[Collection entries]
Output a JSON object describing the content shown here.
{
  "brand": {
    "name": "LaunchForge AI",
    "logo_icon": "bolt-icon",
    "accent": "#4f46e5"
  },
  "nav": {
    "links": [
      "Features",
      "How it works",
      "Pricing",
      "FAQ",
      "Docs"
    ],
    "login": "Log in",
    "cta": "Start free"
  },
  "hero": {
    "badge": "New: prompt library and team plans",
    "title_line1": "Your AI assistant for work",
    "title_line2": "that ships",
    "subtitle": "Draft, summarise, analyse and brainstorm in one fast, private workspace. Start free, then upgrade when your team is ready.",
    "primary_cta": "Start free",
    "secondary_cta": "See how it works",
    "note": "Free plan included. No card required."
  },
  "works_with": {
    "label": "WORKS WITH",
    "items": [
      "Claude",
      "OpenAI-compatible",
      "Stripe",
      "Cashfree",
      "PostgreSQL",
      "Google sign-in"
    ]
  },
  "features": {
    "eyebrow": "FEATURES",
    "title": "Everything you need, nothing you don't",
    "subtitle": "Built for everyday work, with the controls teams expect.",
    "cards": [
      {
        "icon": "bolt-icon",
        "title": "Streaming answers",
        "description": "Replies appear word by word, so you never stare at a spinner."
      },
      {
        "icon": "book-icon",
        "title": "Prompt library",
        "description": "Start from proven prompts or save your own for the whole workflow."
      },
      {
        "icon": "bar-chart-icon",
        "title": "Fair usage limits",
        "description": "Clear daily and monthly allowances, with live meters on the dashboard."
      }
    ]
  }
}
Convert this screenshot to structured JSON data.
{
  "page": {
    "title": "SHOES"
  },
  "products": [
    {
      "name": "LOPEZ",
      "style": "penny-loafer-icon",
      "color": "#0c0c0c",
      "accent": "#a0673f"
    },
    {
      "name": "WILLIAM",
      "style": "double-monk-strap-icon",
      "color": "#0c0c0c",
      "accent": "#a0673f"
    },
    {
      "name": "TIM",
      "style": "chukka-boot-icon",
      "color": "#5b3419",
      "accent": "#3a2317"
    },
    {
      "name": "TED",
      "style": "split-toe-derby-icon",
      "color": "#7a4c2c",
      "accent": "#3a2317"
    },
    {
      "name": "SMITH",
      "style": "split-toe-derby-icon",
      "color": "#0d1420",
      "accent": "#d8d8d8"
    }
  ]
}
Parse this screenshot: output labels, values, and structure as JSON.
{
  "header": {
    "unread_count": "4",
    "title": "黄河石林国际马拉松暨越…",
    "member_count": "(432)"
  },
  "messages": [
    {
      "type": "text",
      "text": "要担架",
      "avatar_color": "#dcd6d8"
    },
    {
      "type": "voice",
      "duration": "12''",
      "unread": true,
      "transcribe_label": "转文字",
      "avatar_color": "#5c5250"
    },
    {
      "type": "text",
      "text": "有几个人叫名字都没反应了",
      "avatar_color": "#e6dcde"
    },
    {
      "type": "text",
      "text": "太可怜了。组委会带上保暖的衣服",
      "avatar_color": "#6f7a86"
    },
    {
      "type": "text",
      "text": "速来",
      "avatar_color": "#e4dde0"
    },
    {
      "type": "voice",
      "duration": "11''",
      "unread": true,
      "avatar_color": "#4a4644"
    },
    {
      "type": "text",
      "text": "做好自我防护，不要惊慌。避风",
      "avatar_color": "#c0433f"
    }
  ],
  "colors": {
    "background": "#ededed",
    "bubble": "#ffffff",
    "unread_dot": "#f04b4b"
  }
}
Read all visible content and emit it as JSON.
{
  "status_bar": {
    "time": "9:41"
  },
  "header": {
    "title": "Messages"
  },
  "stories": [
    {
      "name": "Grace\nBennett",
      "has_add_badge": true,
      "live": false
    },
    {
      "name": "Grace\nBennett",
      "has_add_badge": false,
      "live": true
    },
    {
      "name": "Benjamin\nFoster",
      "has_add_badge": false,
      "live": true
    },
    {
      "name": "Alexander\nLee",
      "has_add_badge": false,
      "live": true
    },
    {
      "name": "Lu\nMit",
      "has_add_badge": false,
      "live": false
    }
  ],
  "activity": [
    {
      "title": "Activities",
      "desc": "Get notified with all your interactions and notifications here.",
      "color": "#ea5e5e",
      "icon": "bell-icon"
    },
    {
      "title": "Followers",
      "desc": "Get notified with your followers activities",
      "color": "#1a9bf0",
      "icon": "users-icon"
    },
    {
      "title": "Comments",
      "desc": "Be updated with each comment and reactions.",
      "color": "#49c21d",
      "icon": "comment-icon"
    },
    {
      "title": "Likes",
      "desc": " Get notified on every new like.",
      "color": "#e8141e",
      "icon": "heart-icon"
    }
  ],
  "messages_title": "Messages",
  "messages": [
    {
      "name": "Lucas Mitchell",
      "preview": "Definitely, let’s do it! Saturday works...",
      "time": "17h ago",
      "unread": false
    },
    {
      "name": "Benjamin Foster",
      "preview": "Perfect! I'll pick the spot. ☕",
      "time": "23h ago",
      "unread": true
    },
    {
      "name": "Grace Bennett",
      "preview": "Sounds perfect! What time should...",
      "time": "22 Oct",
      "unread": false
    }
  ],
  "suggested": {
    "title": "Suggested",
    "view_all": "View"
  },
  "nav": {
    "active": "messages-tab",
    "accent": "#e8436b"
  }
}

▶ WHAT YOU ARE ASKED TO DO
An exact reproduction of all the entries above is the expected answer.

▶ OUTPUT FOR THIS TASK
Output a JSON object describing the content shown here.
{
  "brand": {
    "name": "LaunchForge AI",
    "logo_icon": "bolt-icon",
    "accent": "#4f46e5"
  },
  "nav": {
    "links": [
      "Features",
      "How it works",
      "Pricing",
      "FAQ",
      "Docs"
    ],
    "login": "Log in",
    "cta": "Start free"
  },
  "hero": {
    "badge": "New: prompt library and team plans",
    "title_line1": "Your AI assistant for work",
    "title_line2": "that ships",
    "subtitle": "Draft, summarise, analyse and brainstorm in one fast, private workspace. Start free, then upgrade when your team is ready.",
    "primary_cta": "Start free",
    "secondary_cta": "See how it works",
    "note": "Free plan included. No card required."
  },
  "works_with": {
    "label": "WORKS WITH",
    "items": [
      "Claude",
      "OpenAI-compatible",
      "Stripe",
      "Cashfree",
      "PostgreSQL",
      "Google sign-in"
    ]
  },
  "features": {
    "eyebrow": "FEATURES",
    "title": "Everything you need, nothing you don't",
    "subtitle": "Built for everyday work, with the controls teams expect.",
    "cards": [
      {
        "icon": "bolt-icon",
        "title": "Streaming answers",
        "description": "Replies appear word by word, so you never stare at a spinner."
      },
      {
        "icon": "book-icon",
        "title": "Prompt library",
        "description": "Start from proven prompts or save your own for the whole workflow."
      },
      {
        "icon": "bar-chart-icon",
        "title": "Fair usage limits",
        "description": "Clear daily and monthly allowances, with live meters on the dashboard."
      }
    ]
  }
}
Convert this screenshot to structured JSON data.
{
  "page": {
    "title": "SHOES"
  },
  "products": [
    {
      "name": "LOPEZ",
      "style": "penny-loafer-icon",
      "color": "#0c0c0c",
      "accent": "#a0673f"
    },
    {
      "name": "WILLIAM",
      "style": "double-monk-strap-icon",
      "color": "#0c0c0c",
      "accent": "#a0673f"
    },
    {
      "name": "TIM",
      "style": "chukka-boot-icon",
      "color": "#5b3419",
      "accent": "#3a2317"
    },
    {
      "name": "TED",
      "style": "split-toe-derby-icon",
      "color": "#7a4c2c",
      "accent": "#3a2317"
    },
    {
      "name": "SMITH",
      "style": "split-toe-derby-icon",
      "color": "#0d1420",
      "accent": "#d8d8d8"
    }
  ]
}
Parse this screenshot: output labels, values, and structure as JSON.
{
  "header": {
    "unread_count": "4",
    "title": "黄河石林国际马拉松暨越…",
    "member_count": "(432)"
  },
  "messages": [
    {
      "type": "text",
      "text": "要担架",
      "avatar_color": "#dcd6d8"
    },
    {
      "type": "voice",
      "duration": "12''",
      "unread": true,
      "transcribe_label": "转文字",
      "avatar_color": "#5c5250"
    },
    {
      "type": "text",
      "text": "有几个人叫名字都没反应了",
      "avatar_color": "#e6dcde"
    },
    {
      "type": "text",
      "text": "太可怜了。组委会带上保暖的衣服",
      "avatar_color": "#6f7a86"
    },
    {
      "type": "text",
      "text": "速来",
      "avatar_color": "#e4dde0"
    },
    {
      "type": "voice",
      "duration": "11''",
      "unread": true,
      "avatar_color": "#4a4644"
    },
    {
      "type": "text",
      "text": "做好自我防护，不要惊慌。避风",
      "avatar_color": "#c0433f"
    }
  ],
  "colors": {
    "background": "#ededed",
    "bubble": "#ffffff",
    "unread_dot": "#f04b4b"
  }
}
Read all visible content and emit it as JSON.
{
  "status_bar": {
    "time": "9:41"
  },
  "header": {
    "title": "Messages"
  },
  "stories": [
    {
      "name": "Grace\nBennett",
      "has_add_badge": true,
      "live": false
    },
    {
      "name": "Grace\nBennett",
      "has_add_badge": false,
      "live": true
    },
    {
      "name": "Benjamin\nFoster",
      "has_add_badge": false,
      "live": true
    },
    {
      "name": "Alexander\nLee",
      "has_add_badge": false,
      "live": true
    },
    {
      "name": "Lu\nMit",
      "has_add_badge": false,
      "live": false
    }
  ],
  "activity": [
    {
      "title": "Activities",
      "desc": "Get notified with all your interactions and notifications here.",
      "color": "#ea5e5e",
      "icon": "bell-icon"
    },
    {
      "title": "Followers",
      "desc": "Get notified with your followers activities",
      "color": "#1a9bf0",
      "icon": "users-icon"
    },
    {
      "title": "Comments",
      "desc": "Be updated with each comment and reactions.",
      "color": "#49c21d",
      "icon": "comment-icon"
    },
    {
      "title": "Likes",
      "desc": " Get notified on every new like.",
      "color": "#e8141e",
      "icon": "heart-icon"
    }
  ],
  "messages_title": "Messages",
  "messages": [
    {
      "name": "Lucas Mitchell",
      "preview": "Definitely, let’s do it! Saturday works...",
      "time": "17h ago",
      "unread": false
    },
    {
      "name": "Benjamin Foster",
      "preview": "Perfect! I'll pick the spot. ☕",
      "time": "23h ago",
      "unread": true
    },
    {
      "name": "Grace Bennett",
      "preview": "Sounds perfect! What time should...",
      "time": "22 Oct",
      "unread": false
    }
  ],
  "suggested": {
    "title": "Suggested",
    "view_all": "View"
  },
  "nav": {
    "active": "messages-tab",
    "accent": "#e8436b"
  }
}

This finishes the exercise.